◆ PROBLEM TO WORK ON ◆
The expected answer is the complete listing, reproduced character for character.

+-------+

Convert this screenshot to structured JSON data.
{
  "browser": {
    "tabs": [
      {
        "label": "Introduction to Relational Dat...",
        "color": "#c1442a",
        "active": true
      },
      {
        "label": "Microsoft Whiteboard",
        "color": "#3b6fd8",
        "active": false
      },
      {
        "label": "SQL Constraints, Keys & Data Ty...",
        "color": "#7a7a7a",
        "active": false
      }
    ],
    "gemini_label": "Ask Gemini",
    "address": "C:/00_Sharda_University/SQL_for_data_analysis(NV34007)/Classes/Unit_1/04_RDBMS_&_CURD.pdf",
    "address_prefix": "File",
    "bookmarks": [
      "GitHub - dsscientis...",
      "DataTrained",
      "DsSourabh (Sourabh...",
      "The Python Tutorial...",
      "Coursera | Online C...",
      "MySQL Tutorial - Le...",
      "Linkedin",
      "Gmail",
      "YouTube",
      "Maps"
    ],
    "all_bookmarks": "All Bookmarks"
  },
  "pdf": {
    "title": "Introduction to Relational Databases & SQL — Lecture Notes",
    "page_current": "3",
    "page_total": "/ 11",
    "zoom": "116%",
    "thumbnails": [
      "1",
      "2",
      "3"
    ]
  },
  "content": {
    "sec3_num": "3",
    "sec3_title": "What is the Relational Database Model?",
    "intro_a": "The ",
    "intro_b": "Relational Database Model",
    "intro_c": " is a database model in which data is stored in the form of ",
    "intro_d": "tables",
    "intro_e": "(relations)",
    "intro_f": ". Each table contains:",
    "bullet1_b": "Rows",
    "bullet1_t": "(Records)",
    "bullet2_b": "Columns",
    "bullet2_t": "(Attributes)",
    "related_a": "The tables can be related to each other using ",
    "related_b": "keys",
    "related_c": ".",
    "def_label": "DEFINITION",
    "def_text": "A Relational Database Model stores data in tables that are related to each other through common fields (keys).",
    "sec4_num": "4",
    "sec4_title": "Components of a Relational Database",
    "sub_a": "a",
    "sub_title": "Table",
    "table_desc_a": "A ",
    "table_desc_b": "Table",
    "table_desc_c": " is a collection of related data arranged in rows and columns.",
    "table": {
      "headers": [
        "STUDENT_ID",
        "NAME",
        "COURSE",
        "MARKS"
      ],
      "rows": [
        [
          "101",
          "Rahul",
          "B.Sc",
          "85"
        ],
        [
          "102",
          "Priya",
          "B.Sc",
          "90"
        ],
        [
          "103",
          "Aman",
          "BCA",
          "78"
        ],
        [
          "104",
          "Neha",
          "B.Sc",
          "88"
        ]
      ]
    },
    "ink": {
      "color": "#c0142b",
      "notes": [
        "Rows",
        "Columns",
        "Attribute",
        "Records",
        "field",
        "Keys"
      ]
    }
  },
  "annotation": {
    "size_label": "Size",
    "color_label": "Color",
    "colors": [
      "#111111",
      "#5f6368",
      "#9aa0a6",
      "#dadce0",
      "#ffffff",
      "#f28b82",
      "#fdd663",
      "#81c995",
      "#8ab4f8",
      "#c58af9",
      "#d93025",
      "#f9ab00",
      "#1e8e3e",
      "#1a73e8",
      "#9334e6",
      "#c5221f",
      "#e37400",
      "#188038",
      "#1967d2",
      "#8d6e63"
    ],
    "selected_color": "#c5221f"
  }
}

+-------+

◆ ANSWER FOR THIS EXERCISE ◆
Convert this screenshot to structured JSON data.
{
  "browser": {
    "tabs": [
      {
        "label": "Introduction to Relational Dat...",
        "color": "#c1442a",
        "active": true
      },
      {
        "label": "Microsoft Whiteboard",
        "color": "#3b6fd8",
        "active": false
      },
      {
        "label": "SQL Constraints, Keys & Data Ty...",
        "color": "#7a7a7a",
        "active": false
      }
    ],
    "gemini_label": "Ask Gemini",
    "address": "C:/00_Sharda_University/SQL_for_data_analysis(NV34007)/Classes/Unit_1/04_RDBMS_&_CURD.pdf",
    "address_prefix": "File",
    "bookmarks": [
      "GitHub - dsscientis...",
      "DataTrained",
      "DsSourabh (Sourabh...",
      "The Python Tutorial...",
      "Coursera | Online C...",
      "MySQL Tutorial - Le...",
      "Linkedin",
      "Gmail",
      "YouTube",
      "Maps"
    ],
    "all_bookmarks": "All Bookmarks"
  },
  "pdf": {
    "title": "Introduction to Relational Databases & SQL — Lecture Notes",
    "page_current": "3",
    "page_total": "/ 11",
    "zoom": "116%",
    "thumbnails": [
      "1",
      "2",
      "3"
    ]
  },
  "content": {
    "sec3_num": "3",
    "sec3_title": "What is the Relational Database Model?",
    "intro_a": "The ",
    "intro_b": "Relational Database Model",
    "intro_c": " is a database model in which data is stored in the form of ",
    "intro_d": "tables",
    "intro_e": "(relations)",
    "intro_f": ". Each table contains:",
    "bullet1_b": "Rows",
    "bullet1_t": "(Records)",
    "bullet2_b": "Columns",
    "bullet2_t": "(Attributes)",
    "related_a": "The tables can be related to each other using ",
    "related_b": "keys",
    "related_c": ".",
    "def_label": "DEFINITION",
    "def_text": "A Relational Database Model stores data in tables that are related to each other through common fields (keys).",
    "sec4_num": "4",
    "sec4_title": "Components of a Relational Database",
    "sub_a": "a",
    "sub_title": "Table",
    "table_desc_a": "A ",
    "table_desc_b": "Table",
    "table_desc_c": " is a collection of related data arranged in rows and columns.",
    "table": {
      "headers": [
        "STUDENT_ID",
        "NAME",
        "COURSE",
        "MARKS"
      ],
      "rows": [
        [
          "101",
          "Rahul",
          "B.Sc",
          "85"
        ],
        [
          "102",
          "Priya",
          "B.Sc",
          "90"
        ],
        [
          "103",
          "Aman",
          "BCA",
          "78"
        ],
        [
          "104",
          "Neha",
          "B.Sc",
          "88"
        ]
      ]
    },
    "ink": {
      "color": "#c0142b",
      "notes": [
        "Rows",
        "Columns",
        "Attribute",
        "Records",
        "field",
        "Keys"
      ]
    }
  },
  "annotation": {
    "size_label": "Size",
    "color_label": "Color",
    "colors": [
      "#111111",
      "#5f6368",
      "#9aa0a6",
      "#dadce0",
      "#ffffff",
      "#f28b82",
      "#fdd663",
      "#81c995",
      "#8ab4f8",
      "#c58af9",
      "#d93025",
      "#f9ab00",
      "#1e8e3e",
      "#1a73e8",
      "#9334e6",
      "#c5221f",
      "#e37400",
      "#188038",
      "#1967d2",
      "#8d6e63"
    ],
    "selected_color": "#c5221f"
  }
}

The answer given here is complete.